Sister Helen Prejean, the death penalty opponent who gained international attention for the book and film “Dead Man Walking,” says the dialogue over capital punishment has grown more nuanced, even in Texas, reports Houston Chronicle Lisa Falkenberg. At 70, the internationally known death penalty opponent is still making the rounds, from college campuses to last week’s World Congress Against the Death Penalty in Geneva. She spoke Wednesday in Houston.
Prejean’s campaign against the death penalty, drawn from her experiences as spiritual adviser to six condemned death row inmates, began in the 1980s, before DNA became a household word and exonerations made frequent headlines. Falkenberg writes. “What used to be a black-and-white issue for many, an unquestioned virtue of an effective criminal justice system, a sure-fire political weapon, is now much more nuanced.” Discussions now must include science and costs. In the past decade, there’s been a dramatic decrease in death sentences, from 284 in 1999 to 106 in 2009. Texas has followed that trend, especially after giving juries the life-without-parole option.
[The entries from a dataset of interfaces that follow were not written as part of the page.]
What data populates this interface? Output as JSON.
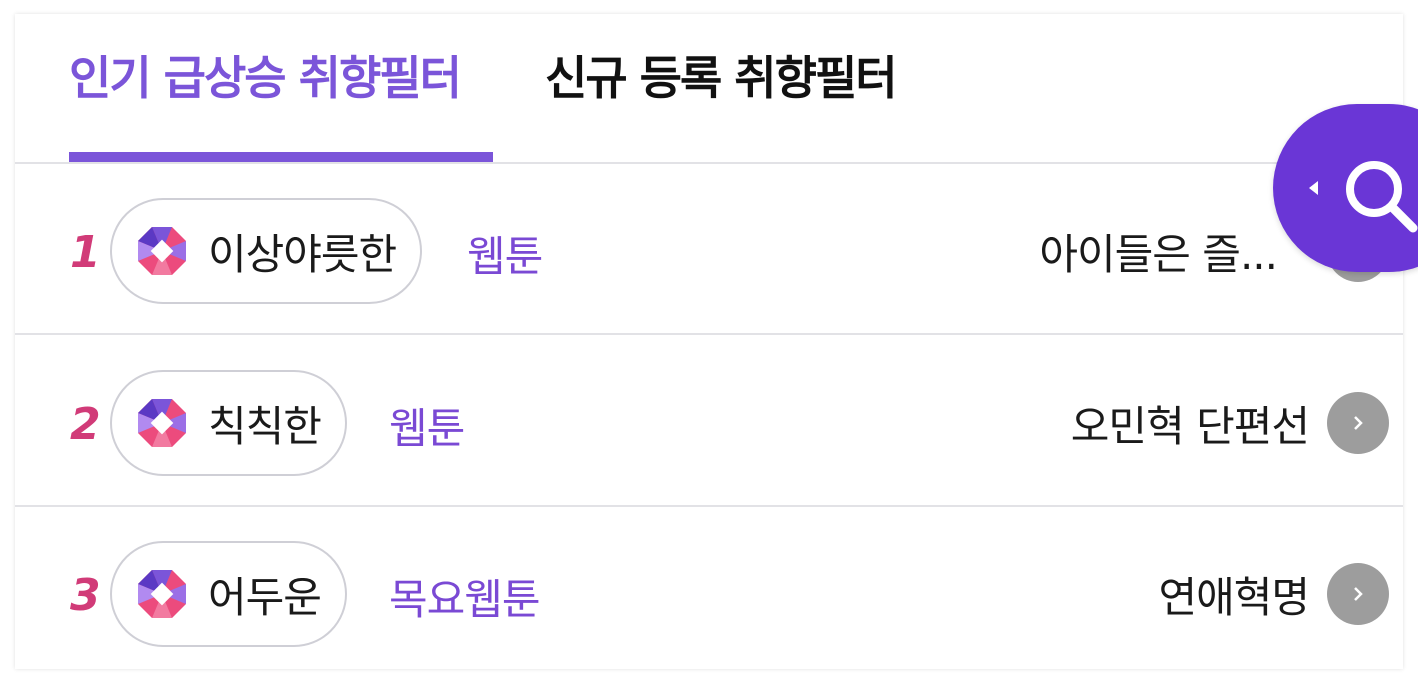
{
  "tabs": [
    {
      "label": "인기 급상승 취향필터",
      "active": true
    },
    {
      "label": "신규 등록 취향필터",
      "active": false
    }
  ],
  "rows": [
    {
      "rank": "1",
      "tag": "이상야릇한",
      "genre": "웹툰",
      "title": "아이들은 즐..."
    },
    {
      "rank": "2",
      "tag": "칙칙한",
      "genre": "웹툰",
      "title": "오민혁 단편선"
    },
    {
      "rank": "3",
      "tag": "어두운",
      "genre": "목요웹툰",
      "title": "연애혁명"
    }
  ],
  "icons": {
    "logo": "octagon-logo-icon",
    "go": "chevron-right-icon",
    "fab": "search-icon",
    "fab_arrow": "caret-left-icon"
  },
  "colors": {
    "accent": "#7b55d9",
    "rank": "#d13b78",
    "genre": "#7a49d4",
    "fab": "#6a36d6",
    "go_button": "#9d9d9d"
  }
}
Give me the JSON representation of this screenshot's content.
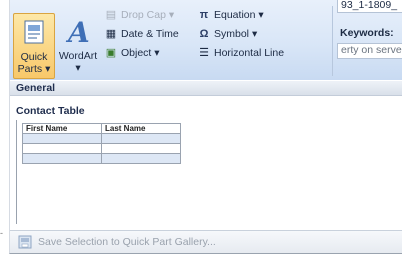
{
  "ribbon": {
    "quick_parts": {
      "line1": "Quick",
      "line2": "Parts",
      "arrow": "▾",
      "icon": "quick-parts-icon"
    },
    "wordart": {
      "label": "WordArt",
      "arrow": "▾",
      "icon": "wordart-icon"
    },
    "drop_cap": {
      "label": "Drop Cap",
      "arrow": "▾",
      "icon": "drop-cap-icon"
    },
    "date_time": {
      "label": "Date & Time",
      "icon": "calendar-icon"
    },
    "object": {
      "label": "Object",
      "arrow": "▾",
      "icon": "object-icon"
    },
    "equation": {
      "label": "Equation",
      "arrow": "▾",
      "glyph": "π",
      "icon": "pi-icon"
    },
    "symbol": {
      "label": "Symbol",
      "arrow": "▾",
      "glyph": "Ω",
      "icon": "omega-icon"
    },
    "horizontal_line": {
      "label": "Horizontal Line",
      "icon": "horizontal-line-icon"
    },
    "doc_field": {
      "value": "93_1-1809_"
    },
    "keywords": {
      "label": "Keywords:"
    },
    "property_field": {
      "value": "erty on serve"
    }
  },
  "gallery": {
    "section_general": "General",
    "item_title": "Contact Table",
    "table": {
      "headers": [
        "First Name",
        "Last Name"
      ],
      "rows": [
        [
          "",
          ""
        ],
        [
          "",
          ""
        ],
        [
          "",
          ""
        ]
      ]
    }
  },
  "footer": {
    "save_label": "Save Selection to Quick Part Gallery...",
    "icon": "save-gallery-icon"
  },
  "gutter_mark": "-"
}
Forty-eight death sentences were handed down in 1999, compared with nine in 2008.